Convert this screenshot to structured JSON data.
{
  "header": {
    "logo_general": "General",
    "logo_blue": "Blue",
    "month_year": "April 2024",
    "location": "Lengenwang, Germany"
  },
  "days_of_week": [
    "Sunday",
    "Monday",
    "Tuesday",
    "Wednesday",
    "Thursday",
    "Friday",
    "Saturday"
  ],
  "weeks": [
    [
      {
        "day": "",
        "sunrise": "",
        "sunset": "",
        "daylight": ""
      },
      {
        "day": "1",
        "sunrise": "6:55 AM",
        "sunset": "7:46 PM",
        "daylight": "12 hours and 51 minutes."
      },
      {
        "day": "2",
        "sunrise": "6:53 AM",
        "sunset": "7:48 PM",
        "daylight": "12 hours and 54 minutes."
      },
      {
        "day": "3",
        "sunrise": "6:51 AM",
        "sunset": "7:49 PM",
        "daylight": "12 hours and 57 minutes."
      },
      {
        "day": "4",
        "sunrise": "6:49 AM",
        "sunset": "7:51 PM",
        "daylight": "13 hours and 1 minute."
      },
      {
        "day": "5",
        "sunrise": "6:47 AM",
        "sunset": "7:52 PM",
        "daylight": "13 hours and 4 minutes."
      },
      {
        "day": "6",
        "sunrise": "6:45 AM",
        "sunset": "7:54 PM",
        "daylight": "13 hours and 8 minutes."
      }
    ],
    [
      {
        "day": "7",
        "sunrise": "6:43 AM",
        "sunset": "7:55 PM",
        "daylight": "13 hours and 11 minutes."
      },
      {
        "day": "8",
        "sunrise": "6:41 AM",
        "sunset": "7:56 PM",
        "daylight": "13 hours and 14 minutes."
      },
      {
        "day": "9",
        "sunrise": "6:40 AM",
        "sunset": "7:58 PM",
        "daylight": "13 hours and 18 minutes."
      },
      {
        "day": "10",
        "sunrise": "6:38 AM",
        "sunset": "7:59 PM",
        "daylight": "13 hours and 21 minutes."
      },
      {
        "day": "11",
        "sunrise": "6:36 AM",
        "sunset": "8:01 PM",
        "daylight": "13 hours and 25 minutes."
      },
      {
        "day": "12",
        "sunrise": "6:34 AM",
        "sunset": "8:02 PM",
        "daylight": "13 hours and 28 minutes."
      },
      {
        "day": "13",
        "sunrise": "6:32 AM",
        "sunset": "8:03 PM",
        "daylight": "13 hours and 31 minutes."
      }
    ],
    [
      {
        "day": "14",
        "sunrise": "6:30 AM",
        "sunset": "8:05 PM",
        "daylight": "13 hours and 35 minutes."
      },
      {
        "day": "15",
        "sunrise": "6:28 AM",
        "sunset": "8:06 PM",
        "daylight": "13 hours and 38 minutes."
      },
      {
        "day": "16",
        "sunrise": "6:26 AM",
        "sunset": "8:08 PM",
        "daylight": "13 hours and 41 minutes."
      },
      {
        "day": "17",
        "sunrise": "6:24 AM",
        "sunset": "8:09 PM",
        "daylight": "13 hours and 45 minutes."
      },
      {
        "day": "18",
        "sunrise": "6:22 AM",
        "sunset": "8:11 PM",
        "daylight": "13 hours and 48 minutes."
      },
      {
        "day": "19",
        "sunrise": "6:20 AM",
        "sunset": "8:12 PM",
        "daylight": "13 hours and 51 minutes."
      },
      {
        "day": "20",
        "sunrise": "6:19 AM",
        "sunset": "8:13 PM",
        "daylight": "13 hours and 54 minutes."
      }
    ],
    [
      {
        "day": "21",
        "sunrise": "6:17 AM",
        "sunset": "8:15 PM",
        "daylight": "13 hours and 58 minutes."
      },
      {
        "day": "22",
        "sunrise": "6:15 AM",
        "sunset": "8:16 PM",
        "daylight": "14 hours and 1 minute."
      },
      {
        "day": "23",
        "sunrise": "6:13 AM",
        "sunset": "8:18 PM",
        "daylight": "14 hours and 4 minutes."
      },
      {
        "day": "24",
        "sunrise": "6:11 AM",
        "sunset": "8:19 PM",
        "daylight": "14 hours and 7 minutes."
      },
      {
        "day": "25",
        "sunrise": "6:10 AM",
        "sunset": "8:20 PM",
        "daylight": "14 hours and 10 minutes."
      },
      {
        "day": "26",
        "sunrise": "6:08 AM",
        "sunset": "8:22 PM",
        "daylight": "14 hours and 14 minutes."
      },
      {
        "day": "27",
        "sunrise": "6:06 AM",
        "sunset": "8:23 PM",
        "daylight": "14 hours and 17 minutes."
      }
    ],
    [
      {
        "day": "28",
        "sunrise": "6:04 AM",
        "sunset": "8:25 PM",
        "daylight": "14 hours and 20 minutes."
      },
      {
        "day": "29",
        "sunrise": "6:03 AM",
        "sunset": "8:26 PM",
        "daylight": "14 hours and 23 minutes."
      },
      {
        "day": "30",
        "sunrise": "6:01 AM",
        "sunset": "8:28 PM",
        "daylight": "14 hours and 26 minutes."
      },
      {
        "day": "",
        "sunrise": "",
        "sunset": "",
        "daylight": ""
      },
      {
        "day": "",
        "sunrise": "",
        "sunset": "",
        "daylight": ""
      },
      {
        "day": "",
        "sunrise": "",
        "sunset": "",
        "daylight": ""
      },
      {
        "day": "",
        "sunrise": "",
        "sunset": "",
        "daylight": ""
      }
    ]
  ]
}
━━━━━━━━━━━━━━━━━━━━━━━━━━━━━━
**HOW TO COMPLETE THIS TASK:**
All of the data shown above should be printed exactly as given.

**RESULT OF THE TASK:**
Convert this screenshot to structured JSON data.
{
  "header": {
    "logo_general": "General",
    "logo_blue": "Blue",
    "month_year": "April 2024",
    "location": "Lengenwang, Germany"
  },
  "days_of_week": [
    "Sunday",
    "Monday",
    "Tuesday",
    "Wednesday",
    "Thursday",
    "Friday",
    "Saturday"
  ],
  "weeks": [
    [
      {
        "day": "",
        "sunrise": "",
        "sunset": "",
        "daylight": ""
      },
      {
        "day": "1",
        "sunrise": "6:55 AM",
        "sunset": "7:46 PM",
        "daylight": "12 hours and 51 minutes."
      },
      {
        "day": "2",
        "sunrise": "6:53 AM",
        "sunset": "7:48 PM",
        "daylight": "12 hours and 54 minutes."
      },
      {
        "day": "3",
        "sunrise": "6:51 AM",
        "sunset": "7:49 PM",
        "daylight": "12 hours and 57 minutes."
      },
      {
        "day": "4",
        "sunrise": "6:49 AM",
        "sunset": "7:51 PM",
        "daylight": "13 hours and 1 minute."
      },
      {
        "day": "5",
        "sunrise": "6:47 AM",
        "sunset": "7:52 PM",
        "daylight": "13 hours and 4 minutes."
      },
      {
        "day": "6",
        "sunrise": "6:45 AM",
        "sunset": "7:54 PM",
        "daylight": "13 hours and 8 minutes."
      }
    ],
    [
      {
        "day": "7",
        "sunrise": "6:43 AM",
        "sunset": "7:55 PM",
        "daylight": "13 hours and 11 minutes."
      },
      {
        "day": "8",
        "sunrise": "6:41 AM",
        "sunset": "7:56 PM",
        "daylight": "13 hours and 14 minutes."
      },
      {
        "day": "9",
        "sunrise": "6:40 AM",
        "sunset": "7:58 PM",
        "daylight": "13 hours and 18 minutes."
      },
      {
        "day": "10",
        "sunrise": "6:38 AM",
        "sunset": "7:59 PM",
        "daylight": "13 hours and 21 minutes."
      },
      {
        "day": "11",
        "sunrise": "6:36 AM",
        "sunset": "8:01 PM",
        "daylight": "13 hours and 25 minutes."
      },
      {
        "day": "12",
        "sunrise": "6:34 AM",
        "sunset": "8:02 PM",
        "daylight": "13 hours and 28 minutes."
      },
      {
        "day": "13",
        "sunrise": "6:32 AM",
        "sunset": "8:03 PM",
        "daylight": "13 hours and 31 minutes."
      }
    ],
    [
      {
        "day": "14",
        "sunrise": "6:30 AM",
        "sunset": "8:05 PM",
        "daylight": "13 hours and 35 minutes."
      },
      {
        "day": "15",
        "sunrise": "6:28 AM",
        "sunset": "8:06 PM",
        "daylight": "13 hours and 38 minutes."
      },
      {
        "day": "16",
        "sunrise": "6:26 AM",
        "sunset": "8:08 PM",
        "daylight": "13 hours and 41 minutes."
      },
      {
        "day": "17",
        "sunrise": "6:24 AM",
        "sunset": "8:09 PM",
        "daylight": "13 hours and 45 minutes."
      },
      {
        "day": "18",
        "sunrise": "6:22 AM",
        "sunset": "8:11 PM",
        "daylight": "13 hours and 48 minutes."
      },
      {
        "day": "19",
        "sunrise": "6:20 AM",
        "sunset": "8:12 PM",
        "daylight": "13 hours and 51 minutes."
      },
      {
        "day": "20",
        "sunrise": "6:19 AM",
        "sunset": "8:13 PM",
        "daylight": "13 hours and 54 minutes."
      }
    ],
    [
      {
        "day": "21",
        "sunrise": "6:17 AM",
        "sunset": "8:15 PM",
        "daylight": "13 hours and 58 minutes."
      },
      {
        "day": "22",
        "sunrise": "6:15 AM",
        "sunset": "8:16 PM",
        "daylight": "14 hours and 1 minute."
      },
      {
        "day": "23",
        "sunrise": "6:13 AM",
        "sunset": "8:18 PM",
        "daylight": "14 hours and 4 minutes."
      },
      {
        "day": "24",
        "sunrise": "6:11 AM",
        "sunset": "8:19 PM",
        "daylight": "14 hours and 7 minutes."
      },
      {
        "day": "25",
        "sunrise": "6:10 AM",
        "sunset": "8:20 PM",
        "daylight": "14 hours and 10 minutes."
      },
      {
        "day": "26",
        "sunrise": "6:08 AM",
        "sunset": "8:22 PM",
        "daylight": "14 hours and 14 minutes."
      },
      {
        "day": "27",
        "sunrise": "6:06 AM",
        "sunset": "8:23 PM",
        "daylight": "14 hours and 17 minutes."
      }
    ],
    [
      {
        "day": "28",
        "sunrise": "6:04 AM",
        "sunset": "8:25 PM",
        "daylight": "14 hours and 20 minutes."
      },
      {
        "day": "29",
        "sunrise": "6:03 AM",
        "sunset": "8:26 PM",
        "daylight": "14 hours and 23 minutes."
      },
      {
        "day": "30",
        "sunrise": "6:01 AM",
        "sunset": "8:28 PM",
        "daylight": "14 hours and 26 minutes."
      },
      {
        "day": "",
        "sunrise": "",
        "sunset": "",
        "daylight": ""
      },
      {
        "day": "",
        "sunrise": "",
        "sunset": "",
        "daylight": ""
      },
      {
        "day": "",
        "sunrise": "",
        "sunset": "",
        "daylight": ""
      },
      {
        "day": "",
        "sunrise": "",
        "sunset": "",
        "daylight": ""
      }
    ]
  ]
}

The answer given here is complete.